How to Remodel a Long Narrow Bathroom
A Long Narrow Bathroom is a design challenge for even the most seasoned professional. The trick is to use design principles to create the illusion of space while also developing a room that is functional. With a few tips and a little trial-and-error, you can create the perfect bathroom designs for an imperfect space.
Assess the Space
Before you can begin any remodel, you must know what you are working with. Measure the room from wall to wall to create the footprint of the room. Measure the height of the walls, noting any windows. Draw out the footprint of the room on a piece of graph paper to create a floor plan. Allow one square on the graph paper to equal 1 square foot in the room.
Bathtub or Shower for Long Narrow Bathroom
The bathtub is the largest item that needs to fit within the space, which makes it a logical place to start your remodel. If you have a wall that is 5 feet long, you can comfortably fit a bathtub. If not, consider a standing shower instead. Place the bathtub or shower against the short wall to open up the rest of the space. If there is a window against this wall, use a transparent glass enclosure on the shower and make certain that the window frame material is waterproof. Draw the shower or bathtub into the floor plan to help you plan the rest of the available space.
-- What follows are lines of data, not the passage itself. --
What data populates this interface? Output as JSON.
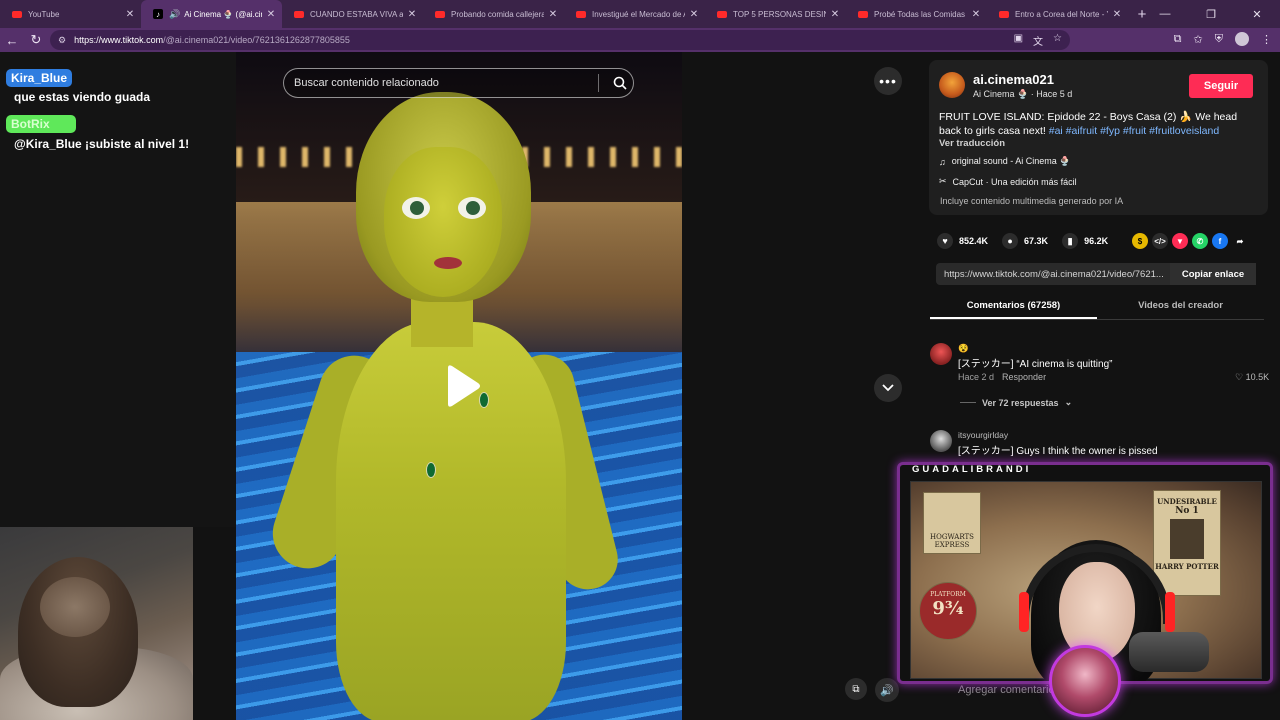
{
  "browser": {
    "tabs": [
      {
        "title": "YouTube",
        "type": "yt",
        "active": false
      },
      {
        "title": "Ai Cinema 🍨 (@ai.cinema",
        "type": "tt",
        "active": true
      },
      {
        "title": "CUANDO ESTABA VIVA a NA",
        "type": "yt",
        "active": false
      },
      {
        "title": "Probando comida callejera e",
        "type": "yt",
        "active": false
      },
      {
        "title": "Investigué el Mercado de An",
        "type": "yt",
        "active": false
      },
      {
        "title": "TOP 5 PERSONAS DESINFOR",
        "type": "yt",
        "active": false
      },
      {
        "title": "Probé Todas las Comidas XX",
        "type": "yt",
        "active": false
      },
      {
        "title": "Entro a Corea del Norte - Yo",
        "type": "yt",
        "active": false
      }
    ],
    "url_host": "https://www.tiktok.com",
    "url_path": "/@ai.cinema021/video/7621361262877805855"
  },
  "chat": {
    "user1": "Kira_Blue",
    "msg1": "que estas viendo guada",
    "user2": "BotRix",
    "msg2": "@Kira_Blue ¡subiste al nivel 1!"
  },
  "search": {
    "placeholder": "Buscar contenido relacionado"
  },
  "creator": {
    "handle": "ai.cinema021",
    "name": "Ai Cinema 🍨",
    "age": "Hace 5 d",
    "follow_label": "Seguir"
  },
  "caption": {
    "text": "FRUIT LOVE ISLAND: Epidode 22 - Boys Casa (2) 🍌 We head back to girls casa next!",
    "tags": "#ai #aifruit #fyp #fruit #fruitloveisland",
    "see_translation": "Ver traducción",
    "sound": "original sound - Ai Cinema 🍨",
    "capcut": "CapCut · Una edición más fácil",
    "ai_note": "Incluye contenido multimedia generado por IA"
  },
  "stats": {
    "likes": "852.4K",
    "comments": "67.3K",
    "saves": "96.2K"
  },
  "link": {
    "url": "https://www.tiktok.com/@ai.cinema021/video/7621...",
    "copy_label": "Copiar enlace"
  },
  "tabs": {
    "comments": "Comentarios (67258)",
    "creator_videos": "Videos del creador"
  },
  "comments": [
    {
      "user": "😵",
      "text": "[ステッカー] “AI cinema is quitting”",
      "age": "Hace 2 d",
      "reply": "Responder",
      "likes": "10.5K",
      "replies": "Ver 72 respuestas"
    },
    {
      "user": "itsyourgirlday",
      "text": "[ステッカー] Guys I think the owner is pissed"
    }
  ],
  "comment_input": {
    "placeholder": "Agregar comentario..."
  },
  "stream_overlay": {
    "label": "GUADALIBRANDI"
  },
  "posters": {
    "hogwarts": "HOGWARTS EXPRESS",
    "platform": "PLATFORM",
    "platform_num": "9¾",
    "undesirable": "UNDESIRABLE",
    "no1": "No 1",
    "harry": "HARRY POTTER"
  },
  "colors": {
    "accent": "#fe2c55",
    "tab_bar": "#3a2348",
    "address_bar": "#55306a",
    "overlay_border": "#7a2e8f"
  }
}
Lavatory and Toilet for Long Narrow Bathroom
Besides the shower or bathtub, the other essential items in a Long Narrow Bathroom are the lavatory and the toilet. Because the room is narrow, place both of these items on the same long wall to create an open space for traffic along the other wall. To increase both the visual space and the foot space in the room, consider using a wall-mounted toilet and sink. The absence of a base underneath tricks the eye into thinking the space is larger than it is and makes the room feel less cluttered. Modern wall-mounted options are much more attractive than the commercial models of yesteryear. If a wall-mounted unit isn’t your thing, however, a pedestal sink creates a similar illusion of space. Draw these items into the floor plan. Play with the arrangement until you have at least 21 inches of space in front of the tub or shower, 4 inches of space from the edge of the lavatory to the wall, toilet or door and at least 15 inches of clearance around the toilet.
Long Narrow Bathroom Storage and Design
To maximize the space in the room, use built-in wall shelves to create storage and extend shelving up to the ceiling. To help create the illusion of a space that is more square in shape and not so narrow, paint the short walls a dark color and the longer side walls a light color, or use dark tiles on the end walls and light tiles on the long walls. If you have extra space along the long wall, add storage shelves. Use light fixtures that mimic the shape of the room: Install long lights along the long walls and sconces or short lights along the short walls to prevent drawing attention to the shape of the room.